AMOK as a whole works, even if it sounds like Thom sat down with his laptop and played around. It is a seamless collaboration of multiple talents that hacks into the pleasure centers of the brain and offers a fair amount of reward.
Wondrous Bughouse – Youth Lagoon
Returning for what is going to be his sophomore year, Trevor Powers aka Youth Lagoon wants to take us on a journey into the mind and beyond. His second album Wondrous Bughouse is a bold turn from his 2011 debut Year of Hibernation. Powers’ introduction to the world was full of reminiscent solitude whereas the latest to come from the seemingly introverted artist is expanded contemplation.

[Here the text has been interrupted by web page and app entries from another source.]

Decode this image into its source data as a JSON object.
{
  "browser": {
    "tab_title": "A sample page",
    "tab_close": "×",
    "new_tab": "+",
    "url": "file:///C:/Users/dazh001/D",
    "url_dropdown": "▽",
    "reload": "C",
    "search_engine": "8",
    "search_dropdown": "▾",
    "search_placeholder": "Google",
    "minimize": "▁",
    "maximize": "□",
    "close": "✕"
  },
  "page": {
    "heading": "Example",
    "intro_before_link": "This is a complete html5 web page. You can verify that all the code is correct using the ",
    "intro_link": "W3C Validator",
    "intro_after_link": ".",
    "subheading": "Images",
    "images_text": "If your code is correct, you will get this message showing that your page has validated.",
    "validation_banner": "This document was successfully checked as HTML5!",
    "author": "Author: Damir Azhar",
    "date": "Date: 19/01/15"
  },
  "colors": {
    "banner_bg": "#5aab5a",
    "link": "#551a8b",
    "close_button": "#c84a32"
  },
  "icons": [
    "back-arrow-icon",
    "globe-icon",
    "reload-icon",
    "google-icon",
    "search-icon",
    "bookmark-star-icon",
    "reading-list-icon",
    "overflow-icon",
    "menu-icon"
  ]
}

At first impression it sounds as if Powers accidently fell into a large vat of LSD and had to drink his way out. Beginning in the quiet apprehensiveness of “Through the Mind and Back” we are transported through exactly that. Resonating tones drop like sporadic rain against robotic communications, rippling the muffled sound. It is a world full of mystery until we discover what lies beyond, moving into “Mute”.
Immediately Wondrous Bughouse defines itself apart from its predecessor. It is a magnificent splash into the big sound that was absent from Year of Hibernation, bringing in very present drums and guitar. With arrangements that could be described as progressively psychedelic it is an album that would have no trouble fitting into the mind altering sounds of the late 60’s and early 70’s. That does not mean there aren’t remnants of Youth Lagoon’s first album.

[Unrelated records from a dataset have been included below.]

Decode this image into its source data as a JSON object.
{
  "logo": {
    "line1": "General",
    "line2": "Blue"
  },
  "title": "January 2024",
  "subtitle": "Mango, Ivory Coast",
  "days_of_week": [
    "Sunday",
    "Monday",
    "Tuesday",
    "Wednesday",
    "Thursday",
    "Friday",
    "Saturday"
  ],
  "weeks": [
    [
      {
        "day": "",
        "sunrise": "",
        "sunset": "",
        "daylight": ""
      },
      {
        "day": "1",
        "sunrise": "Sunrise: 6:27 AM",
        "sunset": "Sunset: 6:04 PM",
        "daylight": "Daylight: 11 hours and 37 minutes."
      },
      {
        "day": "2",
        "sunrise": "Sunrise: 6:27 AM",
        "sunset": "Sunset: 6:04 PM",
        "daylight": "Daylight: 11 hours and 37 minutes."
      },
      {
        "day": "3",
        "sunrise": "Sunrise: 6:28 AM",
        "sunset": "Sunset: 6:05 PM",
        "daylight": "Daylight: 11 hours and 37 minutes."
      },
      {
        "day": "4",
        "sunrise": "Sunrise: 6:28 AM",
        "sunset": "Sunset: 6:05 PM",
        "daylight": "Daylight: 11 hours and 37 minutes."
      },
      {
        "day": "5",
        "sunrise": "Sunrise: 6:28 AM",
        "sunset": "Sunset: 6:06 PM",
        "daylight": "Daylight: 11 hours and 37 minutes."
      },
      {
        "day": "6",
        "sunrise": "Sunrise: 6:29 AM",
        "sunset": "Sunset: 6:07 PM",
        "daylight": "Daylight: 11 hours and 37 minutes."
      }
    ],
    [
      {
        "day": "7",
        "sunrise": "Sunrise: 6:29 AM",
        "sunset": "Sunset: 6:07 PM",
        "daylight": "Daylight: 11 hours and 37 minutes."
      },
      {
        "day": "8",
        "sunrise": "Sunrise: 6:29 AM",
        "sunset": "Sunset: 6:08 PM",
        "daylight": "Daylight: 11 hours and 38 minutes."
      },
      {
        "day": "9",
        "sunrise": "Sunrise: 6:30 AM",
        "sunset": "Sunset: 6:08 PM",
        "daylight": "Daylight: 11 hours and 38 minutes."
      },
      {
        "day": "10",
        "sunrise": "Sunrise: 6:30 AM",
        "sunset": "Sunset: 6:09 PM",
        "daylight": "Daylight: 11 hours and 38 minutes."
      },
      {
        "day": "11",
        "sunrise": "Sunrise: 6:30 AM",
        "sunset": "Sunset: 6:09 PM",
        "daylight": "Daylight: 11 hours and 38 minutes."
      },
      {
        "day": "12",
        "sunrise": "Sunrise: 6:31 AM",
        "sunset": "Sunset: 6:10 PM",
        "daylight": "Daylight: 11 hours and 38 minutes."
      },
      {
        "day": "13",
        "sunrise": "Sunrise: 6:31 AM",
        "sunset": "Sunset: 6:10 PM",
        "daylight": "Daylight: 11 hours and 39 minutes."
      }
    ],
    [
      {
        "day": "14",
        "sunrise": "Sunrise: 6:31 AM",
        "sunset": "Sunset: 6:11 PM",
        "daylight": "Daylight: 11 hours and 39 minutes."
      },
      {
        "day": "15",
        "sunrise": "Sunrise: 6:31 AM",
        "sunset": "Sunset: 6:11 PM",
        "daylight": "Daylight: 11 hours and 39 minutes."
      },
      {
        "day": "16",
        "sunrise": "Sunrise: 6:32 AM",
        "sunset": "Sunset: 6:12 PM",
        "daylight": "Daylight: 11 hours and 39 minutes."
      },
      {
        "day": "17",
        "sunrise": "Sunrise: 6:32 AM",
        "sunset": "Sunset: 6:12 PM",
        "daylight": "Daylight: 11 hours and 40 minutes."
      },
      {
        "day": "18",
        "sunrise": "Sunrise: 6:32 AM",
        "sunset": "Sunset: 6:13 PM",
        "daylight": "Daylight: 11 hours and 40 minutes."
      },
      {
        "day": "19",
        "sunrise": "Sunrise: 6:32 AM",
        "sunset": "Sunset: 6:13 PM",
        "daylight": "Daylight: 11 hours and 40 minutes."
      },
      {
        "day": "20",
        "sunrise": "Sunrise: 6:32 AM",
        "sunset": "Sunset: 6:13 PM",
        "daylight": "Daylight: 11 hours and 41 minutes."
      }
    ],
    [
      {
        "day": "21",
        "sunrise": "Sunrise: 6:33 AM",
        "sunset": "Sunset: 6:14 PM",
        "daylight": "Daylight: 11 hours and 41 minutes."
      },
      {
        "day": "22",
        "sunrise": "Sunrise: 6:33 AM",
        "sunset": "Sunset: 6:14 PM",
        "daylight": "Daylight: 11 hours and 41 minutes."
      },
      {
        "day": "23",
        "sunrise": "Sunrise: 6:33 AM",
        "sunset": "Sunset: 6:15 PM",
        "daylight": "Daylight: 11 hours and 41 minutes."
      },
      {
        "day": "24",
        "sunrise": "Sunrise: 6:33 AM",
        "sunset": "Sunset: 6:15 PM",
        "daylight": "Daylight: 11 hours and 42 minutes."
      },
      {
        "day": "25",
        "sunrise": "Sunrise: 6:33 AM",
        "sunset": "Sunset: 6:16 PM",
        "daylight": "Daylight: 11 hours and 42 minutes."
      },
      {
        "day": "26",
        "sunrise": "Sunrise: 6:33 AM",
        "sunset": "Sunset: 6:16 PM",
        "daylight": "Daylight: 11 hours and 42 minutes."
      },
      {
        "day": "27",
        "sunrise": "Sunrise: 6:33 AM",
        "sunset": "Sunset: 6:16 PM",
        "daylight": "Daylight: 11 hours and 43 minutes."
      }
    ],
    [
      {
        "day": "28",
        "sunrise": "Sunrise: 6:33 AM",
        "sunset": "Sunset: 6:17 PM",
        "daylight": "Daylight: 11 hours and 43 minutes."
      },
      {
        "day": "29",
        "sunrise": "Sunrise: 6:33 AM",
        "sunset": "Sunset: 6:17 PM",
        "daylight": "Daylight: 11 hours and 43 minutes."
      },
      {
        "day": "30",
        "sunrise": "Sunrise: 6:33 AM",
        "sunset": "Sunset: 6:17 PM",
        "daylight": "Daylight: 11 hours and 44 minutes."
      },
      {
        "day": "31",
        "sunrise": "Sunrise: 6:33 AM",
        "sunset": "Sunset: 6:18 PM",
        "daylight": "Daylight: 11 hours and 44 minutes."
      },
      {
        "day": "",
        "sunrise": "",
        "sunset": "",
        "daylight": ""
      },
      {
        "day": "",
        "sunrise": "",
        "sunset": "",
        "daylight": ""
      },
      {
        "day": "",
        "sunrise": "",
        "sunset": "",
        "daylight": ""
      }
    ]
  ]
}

“Pelican Man” offers the catchiness of a pop hit while still staying true to the album and could team up well with psych rock band MGMT. A familiar piano can be heard in “Raspberry Cane” with a hopeful sentiment telling us to “pour the ashes into the cup, mix with wine—here’s to death drink up”. This morbid request paints part of the picture of what Powers is trying to deal with on this album. That is the knowledge of the inevitable move into death and our true ignorance or denial of it, as portrayed in the repetitiveness of “Dropla’s” chorus emphasizing, “You will never die”.
With Trevor Powers’ investigation of our grasp on death, his second study of it seems ironic. He contemplates a subject that is obviously quite serious, but he does this in a very lighthearted way. If he is trying to emphasize our own nonchalant attitude on the subject he does a very good job. Yet, even with such a heavy message we can’t help but be transported into the cosmos on a neon purple butterfly as we dance to the serenades of the man on the moon that is Youth Lagoon. Wondrous Bughouse is a journey that assuredly should be taken.